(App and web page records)

###

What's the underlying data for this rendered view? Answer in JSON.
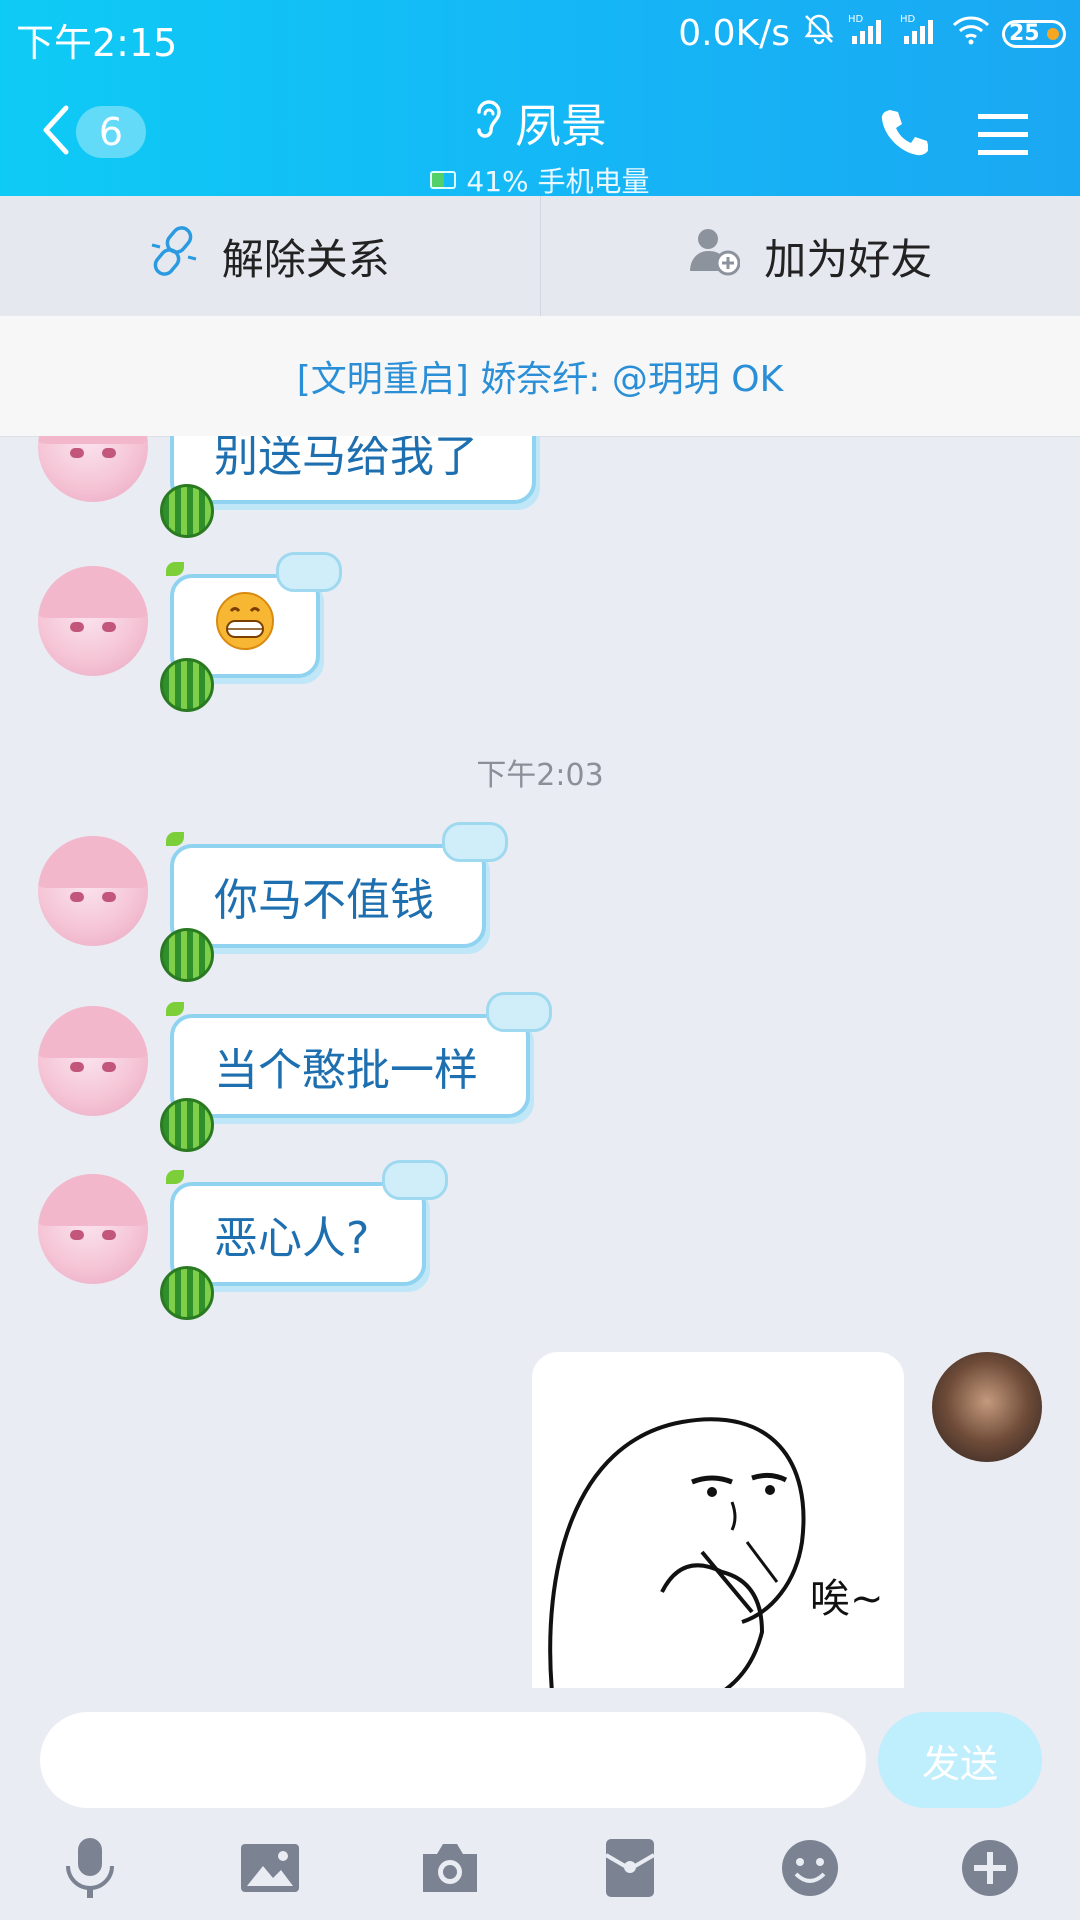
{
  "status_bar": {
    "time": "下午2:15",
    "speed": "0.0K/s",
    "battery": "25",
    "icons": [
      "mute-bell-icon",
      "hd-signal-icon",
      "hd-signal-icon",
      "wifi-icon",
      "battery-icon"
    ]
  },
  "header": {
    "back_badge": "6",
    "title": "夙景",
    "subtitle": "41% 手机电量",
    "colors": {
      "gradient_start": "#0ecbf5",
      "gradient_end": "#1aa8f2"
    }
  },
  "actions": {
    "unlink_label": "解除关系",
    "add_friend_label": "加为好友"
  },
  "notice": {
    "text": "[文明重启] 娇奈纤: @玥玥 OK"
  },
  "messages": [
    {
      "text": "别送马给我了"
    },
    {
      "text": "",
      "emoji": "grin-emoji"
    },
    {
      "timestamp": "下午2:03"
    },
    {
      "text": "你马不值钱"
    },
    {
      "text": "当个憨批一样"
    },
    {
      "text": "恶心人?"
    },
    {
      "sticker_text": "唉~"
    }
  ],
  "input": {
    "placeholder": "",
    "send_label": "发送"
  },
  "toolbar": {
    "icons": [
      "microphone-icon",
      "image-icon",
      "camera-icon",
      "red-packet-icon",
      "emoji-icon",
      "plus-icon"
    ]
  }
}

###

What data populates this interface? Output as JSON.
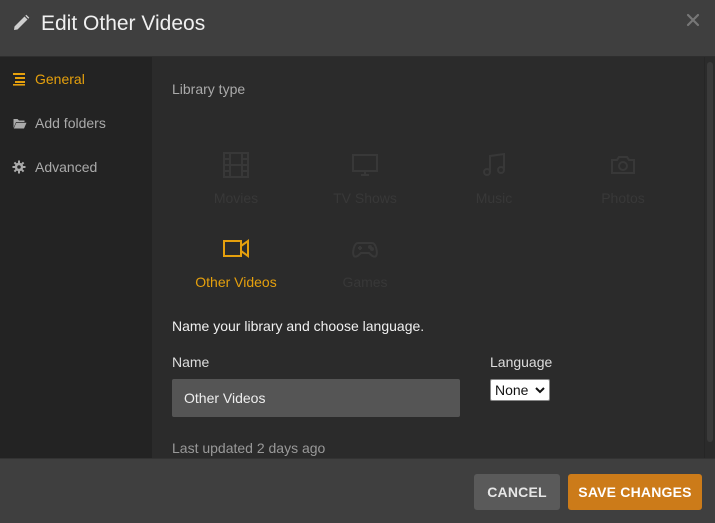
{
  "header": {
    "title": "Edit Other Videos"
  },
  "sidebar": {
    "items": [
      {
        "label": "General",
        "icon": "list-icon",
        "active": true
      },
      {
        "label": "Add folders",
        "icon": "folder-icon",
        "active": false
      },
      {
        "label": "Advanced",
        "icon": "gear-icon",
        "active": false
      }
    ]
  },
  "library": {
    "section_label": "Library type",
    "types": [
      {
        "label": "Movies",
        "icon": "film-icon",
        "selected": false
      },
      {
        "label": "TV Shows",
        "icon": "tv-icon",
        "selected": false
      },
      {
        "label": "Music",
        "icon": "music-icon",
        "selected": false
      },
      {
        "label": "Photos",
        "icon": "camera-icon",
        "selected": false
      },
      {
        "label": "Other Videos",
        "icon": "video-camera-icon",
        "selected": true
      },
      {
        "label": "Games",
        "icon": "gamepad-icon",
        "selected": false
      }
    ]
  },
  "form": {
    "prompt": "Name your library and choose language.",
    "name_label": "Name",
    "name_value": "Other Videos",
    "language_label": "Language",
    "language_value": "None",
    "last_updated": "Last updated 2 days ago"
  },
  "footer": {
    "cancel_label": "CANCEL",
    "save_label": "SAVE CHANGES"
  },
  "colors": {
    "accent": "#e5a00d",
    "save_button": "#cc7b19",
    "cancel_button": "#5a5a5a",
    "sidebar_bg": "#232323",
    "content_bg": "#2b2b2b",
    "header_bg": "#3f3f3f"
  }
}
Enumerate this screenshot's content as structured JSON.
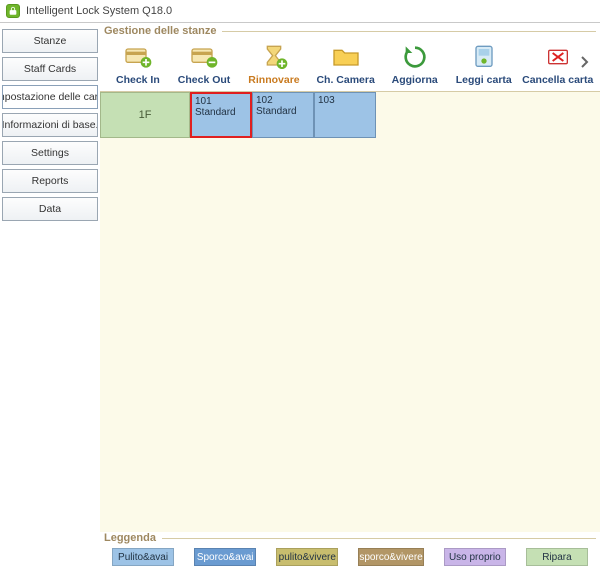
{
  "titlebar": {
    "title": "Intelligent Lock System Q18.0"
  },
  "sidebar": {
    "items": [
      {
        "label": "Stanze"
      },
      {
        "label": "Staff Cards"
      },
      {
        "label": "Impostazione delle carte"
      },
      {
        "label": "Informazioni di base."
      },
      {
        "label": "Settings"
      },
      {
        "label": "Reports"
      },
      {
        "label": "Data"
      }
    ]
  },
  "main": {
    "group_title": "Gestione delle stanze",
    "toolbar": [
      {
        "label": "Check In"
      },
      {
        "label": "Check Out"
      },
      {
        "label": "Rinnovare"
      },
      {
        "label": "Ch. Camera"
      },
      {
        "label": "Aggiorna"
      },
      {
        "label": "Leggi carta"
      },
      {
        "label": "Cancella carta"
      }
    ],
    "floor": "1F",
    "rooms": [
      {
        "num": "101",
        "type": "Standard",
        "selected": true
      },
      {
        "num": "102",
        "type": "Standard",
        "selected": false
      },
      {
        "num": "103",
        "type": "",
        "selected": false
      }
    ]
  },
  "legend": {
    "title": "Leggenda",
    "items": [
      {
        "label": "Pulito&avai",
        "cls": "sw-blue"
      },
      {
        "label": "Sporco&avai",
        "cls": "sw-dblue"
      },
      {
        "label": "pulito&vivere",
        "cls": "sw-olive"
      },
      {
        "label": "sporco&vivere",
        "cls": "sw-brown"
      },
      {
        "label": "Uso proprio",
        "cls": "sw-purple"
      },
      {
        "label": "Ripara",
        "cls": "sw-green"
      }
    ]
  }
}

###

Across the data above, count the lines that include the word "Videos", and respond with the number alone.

3